Bibliography

Todo, Kara Todo is a novel based on the life of Swami Vivekananda. One reviewer called it the best on this topic in any of the languages so far.[7]

Vasudeva is a novel describing the life and times of Vasudeva, the father of Krishna; it describes his virtues and draws parallels between that era and the present day. It has been described by critics as a manifesto of a cultural revolution and an epic of human endurance and endeavour.[citation needed]

Work

References

  1. ^ Kumar, J. Ajith (5 December 2004). "Learning lessons from mythology". The Hindu.

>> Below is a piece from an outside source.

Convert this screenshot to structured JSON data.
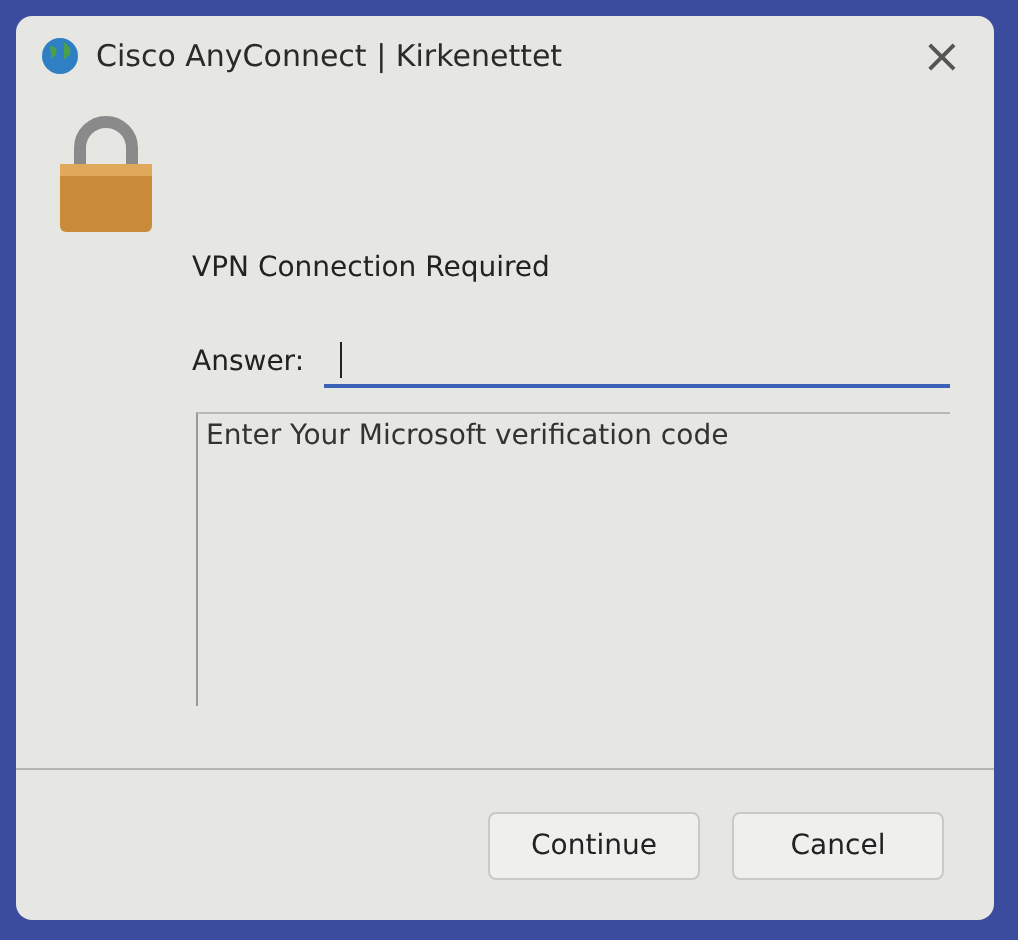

Archived from the original on 5 December 2004. Retrieved 18 November 2010.
  2. ^ a b Learning lessons from mythology, The Hindu. http://www.hindu.com/lf/2004/12/05/stories/2004120500640200.htm
  3. ^ डॉ. कृष्णकुमार,लेखक करता है परकाया प्रवेश , Madhumati:Rajasthan Sahitya Acadami, (2006).http://www.lakesparadise.com/madhumati/show_artical.php?id=648
  4. ^ a b Brief Introduction, www.narendrakohli.org. http://www.narendrakohli.org/person.html
  5. ^ "PM Narendra Modi condoles demise of famed Hindi author Narendra Kohli". Zee News. 18 April 2021. Retrieved 28 April 2021.
  6. ^ McNichols, Joshua (27 April 2021). "As India suffers, diaspora looks for ways to help from the NW". KUOW. Retrieved 28 April 2021.
  7. ^ Swami Videhatmananda, Contemporary Hindi Literature, Vedant Kesari,(June 2006), pg.22